Segment Start: Exercise material

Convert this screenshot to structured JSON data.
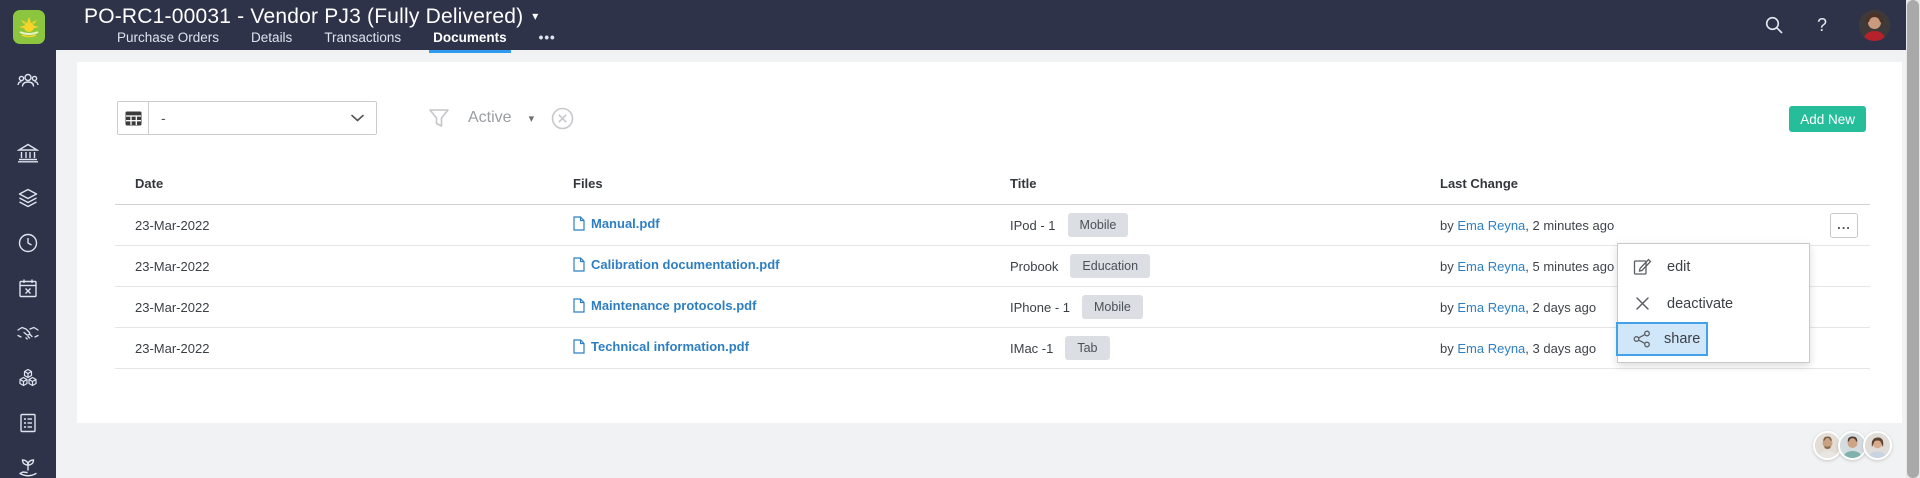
{
  "header": {
    "title": "PO-RC1-00031 - Vendor PJ3 (Fully Delivered)",
    "title_caret": "▾",
    "tabs": [
      {
        "label": "Purchase Orders",
        "active": false
      },
      {
        "label": "Details",
        "active": false
      },
      {
        "label": "Transactions",
        "active": false
      },
      {
        "label": "Documents",
        "active": true
      }
    ],
    "tabs_overflow": "•••",
    "help_glyph": "?"
  },
  "toolbar": {
    "view_selector_value": "-",
    "filter_status": "Active",
    "filter_caret": "▾",
    "add_new_label": "Add New"
  },
  "table": {
    "columns": {
      "date": "Date",
      "files": "Files",
      "title": "Title",
      "last_change": "Last Change"
    },
    "rows": [
      {
        "date": "23-Mar-2022",
        "file": "Manual.pdf",
        "title": "IPod - 1",
        "badge": "Mobile",
        "by": "by",
        "user": "Ema Reyna",
        "ago": ", 2 minutes ago",
        "actions": "..."
      },
      {
        "date": "23-Mar-2022",
        "file": "Calibration documentation.pdf",
        "title": "Probook",
        "badge": "Education",
        "by": "by",
        "user": "Ema Reyna",
        "ago": ", 5 minutes ago"
      },
      {
        "date": "23-Mar-2022",
        "file": "Maintenance protocols.pdf",
        "title": "IPhone - 1",
        "badge": "Mobile",
        "by": "by",
        "user": "Ema Reyna",
        "ago": ", 2 days ago"
      },
      {
        "date": "23-Mar-2022",
        "file": "Technical information.pdf",
        "title": "IMac -1",
        "badge": "Tab",
        "by": "by",
        "user": "Ema Reyna",
        "ago": ", 3 days ago"
      }
    ]
  },
  "context_menu": {
    "items": [
      {
        "label": "edit",
        "icon": "edit-icon",
        "highlighted": false
      },
      {
        "label": "deactivate",
        "icon": "close-icon",
        "highlighted": false
      },
      {
        "label": "share",
        "icon": "share-icon",
        "highlighted": true
      }
    ]
  },
  "sidebar_icons": [
    "users",
    "bank",
    "layers",
    "clock",
    "calendar",
    "partners",
    "products",
    "checklist",
    "growth"
  ],
  "colors": {
    "header_bg": "#2f3349",
    "sidebar_bg": "#2f3349",
    "accent_teal": "#26bd9b",
    "link_blue": "#2e7fc2",
    "tab_underline": "#2e9bf0",
    "menu_highlight_bg": "#cfe7f8",
    "menu_highlight_border": "#43a1ea",
    "badge_bg": "#dbdfe4",
    "logo_green": "#8cc63e"
  }
}
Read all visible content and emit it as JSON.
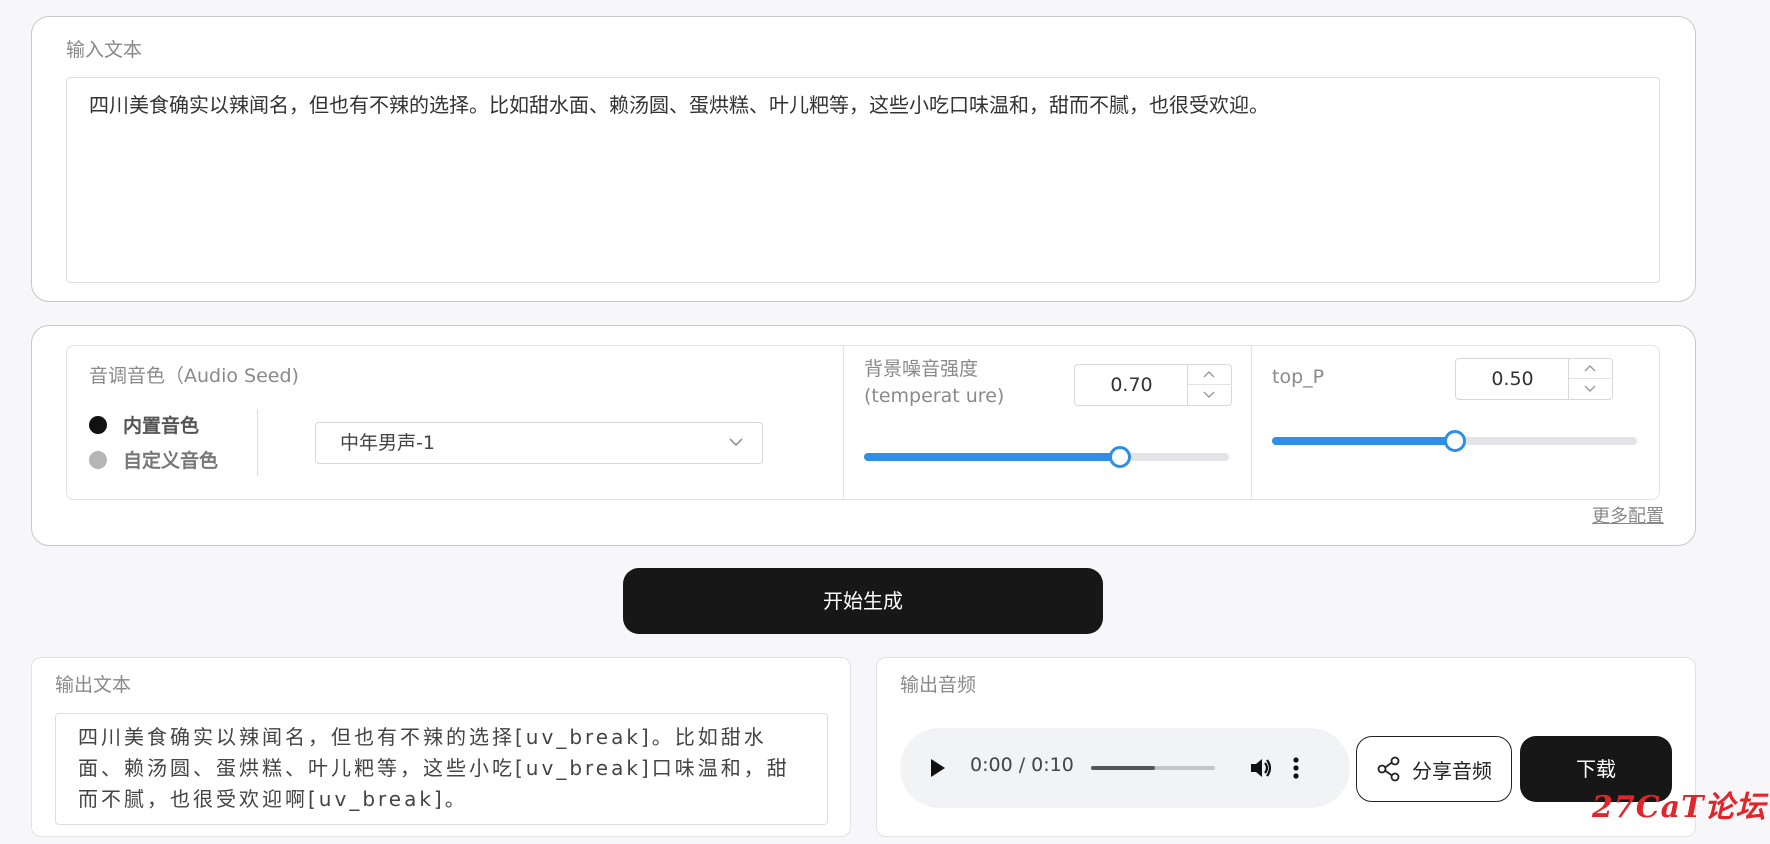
{
  "input": {
    "label": "输入文本",
    "text": "四川美食确实以辣闻名，但也有不辣的选择。比如甜水面、赖汤圆、蛋烘糕、叶儿粑等，这些小吃口味温和，甜而不腻，也很受欢迎。"
  },
  "config": {
    "seed_title": "音调音色（Audio Seed)",
    "radio_builtin": "内置音色",
    "radio_custom": "自定义音色",
    "selected_mode": "内置音色",
    "voice_value": "中年男声-1",
    "temperature": {
      "label": "背景噪音强度(temperat ure)",
      "value": "0.70",
      "fraction": 0.7
    },
    "top_p": {
      "label": "top_P",
      "value": "0.50",
      "fraction": 0.5
    },
    "more_config": "更多配置",
    "accent_color": "#2f8ee6"
  },
  "generate_button": "开始生成",
  "output_text": {
    "label": "输出文本",
    "text": "四川美食确实以辣闻名，但也有不辣的选择[uv_break]。比如甜水面、赖汤圆、蛋烘糕、叶儿粑等，这些小吃[uv_break]口味温和，甜而不腻，也很受欢迎啊[uv_break]。"
  },
  "output_audio": {
    "label": "输出音频",
    "time": "0:00 / 0:10",
    "progress_fraction": 0.52,
    "share_label": "分享音频",
    "download_label": "下载"
  },
  "icons": [
    "chevron-down-icon",
    "chevron-up-icon",
    "play-icon",
    "volume-icon",
    "more-vertical-icon",
    "share-icon"
  ],
  "watermark": "27CaT论坛"
}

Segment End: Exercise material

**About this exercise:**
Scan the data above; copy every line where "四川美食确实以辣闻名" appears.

**Answer to this task:**
    "text": "四川美食确实以辣闻名，但也有不辣的选择。比如甜水面、赖汤圆、蛋烘糕、叶儿粑等，这些小吃口味温和，甜而不腻，也很受欢迎。"
    "text": "四川美食确实以辣闻名，但也有不辣的选择[uv_break]。比如甜水面、赖汤圆、蛋烘糕、叶儿粑等，这些小吃[uv_break]口味温和，甜而不腻，也很受欢迎啊[uv_break]。"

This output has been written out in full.